What’s being portrayed and psychoanalyzed as a difference in coaching temperaments in Los Angeles these days might, in fact, relate to something much simpler.
All the talk comparing and contrasting new Lakers coach Mike D’Antoni with predecessor Mike Brown and with gold standard Phil Jackson might be off the mark, as far it relates to personalities and the ability to lead and inspire men. It might be as basic as D’Antoni being seen as the relief valve from the early-season disappointments under Brown – and thus, having more in common with Jackson’s happy times, even if the new guy hasn’t coached in The Finals or won anyone even one ring.
As for the warm embrace D’Antoni has gotten from the Lakers players, it might be even more simple than that: offense vs. defense.
Coaching, teaching and playing defense, let’s face it, has a negative orientation to it. It’s all about avoiding bad results, rather than actively creating good ones. There hasn’t been a shutout yet in the NBA but that remains an ideal for a lot of defensive-minded coaches, who can nitpick a botched close-out or a bad route around a screen even when the shots don’t drop.
Offense is different. Players love scoring and coaches who craft their reputations there can stroll into a dysfunctional situation (such as the Lakers) and be welcomed with open arms. By definition, they’re preaching fun vs. hard work and active, positive rewards every time the ball goes through the net.

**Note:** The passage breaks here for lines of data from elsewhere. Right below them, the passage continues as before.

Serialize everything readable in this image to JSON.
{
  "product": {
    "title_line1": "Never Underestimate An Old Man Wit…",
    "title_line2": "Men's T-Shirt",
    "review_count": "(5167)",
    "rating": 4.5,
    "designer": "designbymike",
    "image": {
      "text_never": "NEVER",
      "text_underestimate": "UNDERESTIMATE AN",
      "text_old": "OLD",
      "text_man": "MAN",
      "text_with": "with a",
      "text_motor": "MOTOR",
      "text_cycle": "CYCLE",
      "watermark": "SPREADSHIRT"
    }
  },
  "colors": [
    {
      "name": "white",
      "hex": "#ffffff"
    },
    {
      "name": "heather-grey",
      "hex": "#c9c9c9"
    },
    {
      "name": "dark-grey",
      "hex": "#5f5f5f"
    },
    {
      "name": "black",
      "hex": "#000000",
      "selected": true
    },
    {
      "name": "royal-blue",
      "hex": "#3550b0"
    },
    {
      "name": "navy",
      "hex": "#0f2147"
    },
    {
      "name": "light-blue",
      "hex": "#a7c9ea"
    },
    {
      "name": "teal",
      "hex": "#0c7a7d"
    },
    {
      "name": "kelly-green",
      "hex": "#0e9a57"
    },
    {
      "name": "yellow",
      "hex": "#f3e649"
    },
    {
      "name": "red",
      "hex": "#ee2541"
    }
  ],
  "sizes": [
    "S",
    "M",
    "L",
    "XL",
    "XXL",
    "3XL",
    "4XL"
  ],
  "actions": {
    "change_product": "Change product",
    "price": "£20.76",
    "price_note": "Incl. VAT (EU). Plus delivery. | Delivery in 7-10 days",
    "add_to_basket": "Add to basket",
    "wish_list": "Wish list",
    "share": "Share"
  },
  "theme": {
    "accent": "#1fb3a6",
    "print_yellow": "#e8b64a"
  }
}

From the inside, Kevin Ding of the Orange County Register focuses more on confidence and leader-of-men stuff:
Kobe Bryant put all three coaches in context recently by saying there is one broad commonality between D’Antoni and Jackson (and, by implication, not Brown):
Bryant said both D’Antoni and Jackson are skilled in their ways of “not micro-managing the team.”
Brown believed just as strongly in his basic defensive blueprint as D’Antoni does in his offensive one, but Brown’s overall confidence in what he knew just didn’t translate into trust in him from his players. D’Antoni might sound like a slick salesman at times, but you know that he totally believes in his product.
It’s just the latest demonstration of how the most important thing about coaching a professional sports team is being able to inspire.
The Lakers, even before [Steve] Nash unveils his magic act, believe in what D’Antoni believes. Carmelo Anthony aside, it’s the way it has always been for D’Antoni and all the past players he has empowered.
That is because he empowers by trusting. There is nothing freer than a basketball bird with a license to shoot and unafraid of getting benched for a mistake — two of D’Antoni’s core principles.
We already see it just in the way Metta World Peace is more certain of himself, Pau Gasol is more decisive than in years, Jodie Meeks is more comfortable in his own skin and [Darius] Morris is more youthful-energy infusion than Devin Ebanks ever was despite all that playing time Brown gave him.
From the outside, though, this might be as simple as being freed up from Mom or Dad and their incessant demands to eat vegetables. It’s always more fun to have a sleepover at Uncle Mike’s, where the fridge is stocked with ice cream and pop and no one says a word about bedtime.